Labels: Spot News
TOP: Marisa Jendrasik, 16, of Springdale isn't bothered by the hot weather, as she splashes in the Boyce Park Wave Pool on Wednesday afternoon, as temperatures once again reached the 90 degree mark. BOTTOM: Joslyn Rankin, 21, of Turtle Creek gives her daughter, Joslyn Rivera, 2, a kiss while cooling off in the Boyce Park Wave Pool on Wednesday afternoon, as temperatures once again reached the 90 degree mark.
This is a great example of going to an assignment that seemed to have the possibility of a good image, only to find out that the reporter had not communicated to the subject why I was actually coming to photograph him.
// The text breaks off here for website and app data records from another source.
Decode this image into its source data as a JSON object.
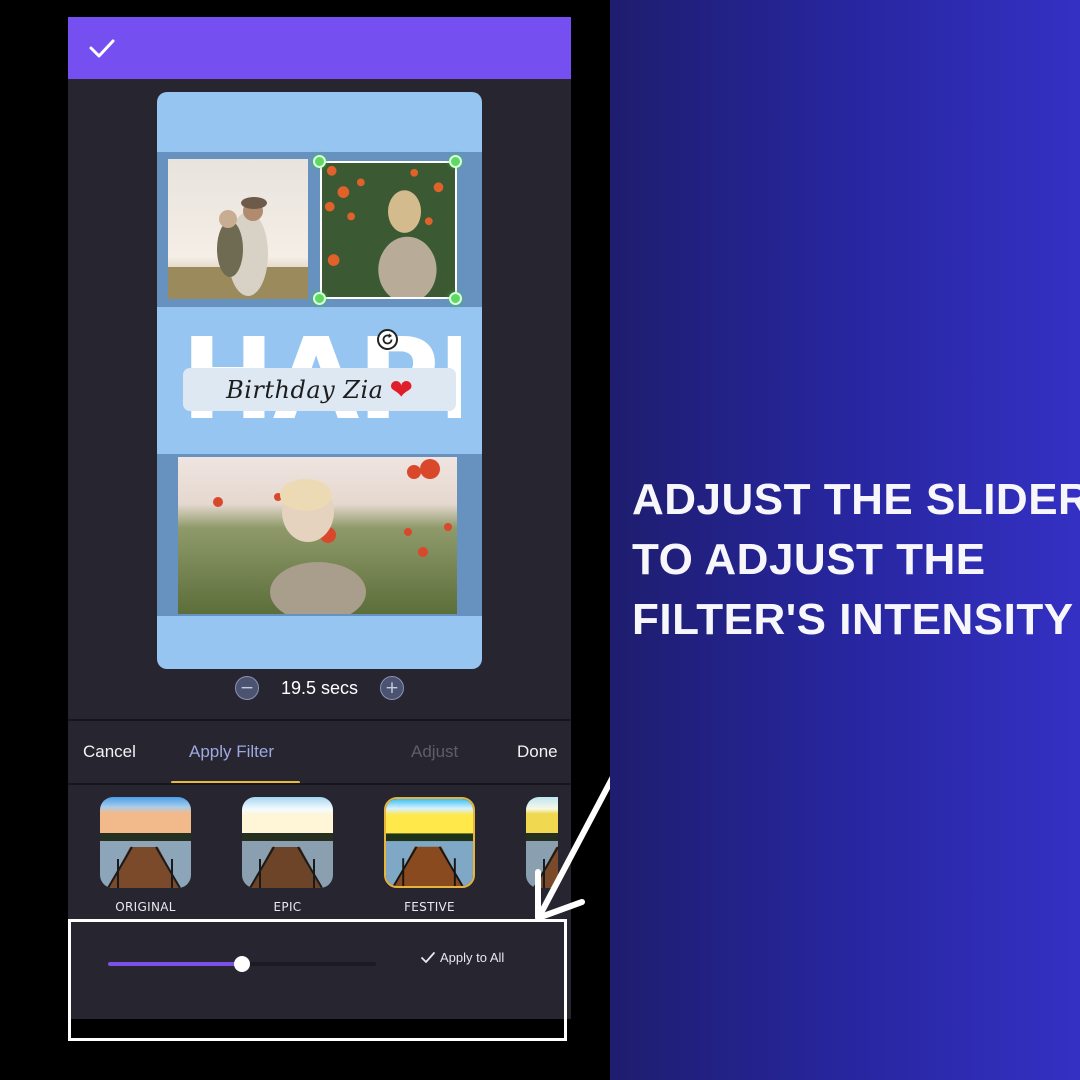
{
  "topbar": {
    "confirm_icon": "checkmark-icon",
    "color": "#754ff0"
  },
  "canvas": {
    "background_color": "#95c5f0",
    "headline": "HAPPY",
    "label_text": "Birthday Zia",
    "label_emoji": "❤",
    "photos": [
      {
        "name": "mother-holding-child-in-field"
      },
      {
        "name": "girl-in-orange-flowers",
        "selected": true
      },
      {
        "name": "girl-in-poppy-field"
      }
    ],
    "rotate_icon": "rotate-icon"
  },
  "duration": {
    "value": "19.5 secs",
    "decrease_icon": "minus-icon",
    "increase_icon": "plus-icon",
    "minus_glyph": "−",
    "plus_glyph": "+"
  },
  "tabs": {
    "cancel": "Cancel",
    "apply_filter": "Apply  Filter",
    "adjust": "Adjust",
    "done": "Done",
    "active": "apply_filter",
    "accent_color": "#e7b93c"
  },
  "filters": {
    "items": [
      {
        "label": "ORIGINAL",
        "selected": false
      },
      {
        "label": "EPIC",
        "selected": false
      },
      {
        "label": "FESTIVE",
        "selected": true
      },
      {
        "label": "",
        "selected": false
      }
    ]
  },
  "intensity": {
    "slider_value": 0.5,
    "fill_color": "#7a52e8",
    "apply_to_all_label": "Apply to All",
    "apply_to_all_checked": true
  },
  "promo": {
    "lines": [
      "ADJUST THE SLIDER",
      "TO ADJUST THE",
      "FILTER'S INTENSITY"
    ]
  }
}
The farmer was supposed to be photographed working with his horses and their manure for a story on the new regulations on horse manure use. So, after talking to the farmer he refused to be photographed and instead sent me out into his field with about 50 horses. This one seemed extremely interested in me, and seemed to watch me as much as I watched it. It's not an earth-shattering image, but I liked it's simplicity and enjoyed the horse's antics.
Ashley Taylor, 9, of Coraopolis holds her stuffed animal as she prepares to leave for a four-day transplant camp in West Virginia. Taylor, who had a liver transplant 4 years ago is excited to head off to camp, but admits she's a little nervous about being away from her mom for so long. In the background, Isabelle Christenson, 9, who had a stomach, liver, small bowel, and pancreas transplants 2 years ago and a kidney transplant 1 year ago waits for the bus to arrive at the Holiday Inn Select in Oakland to take them to camp.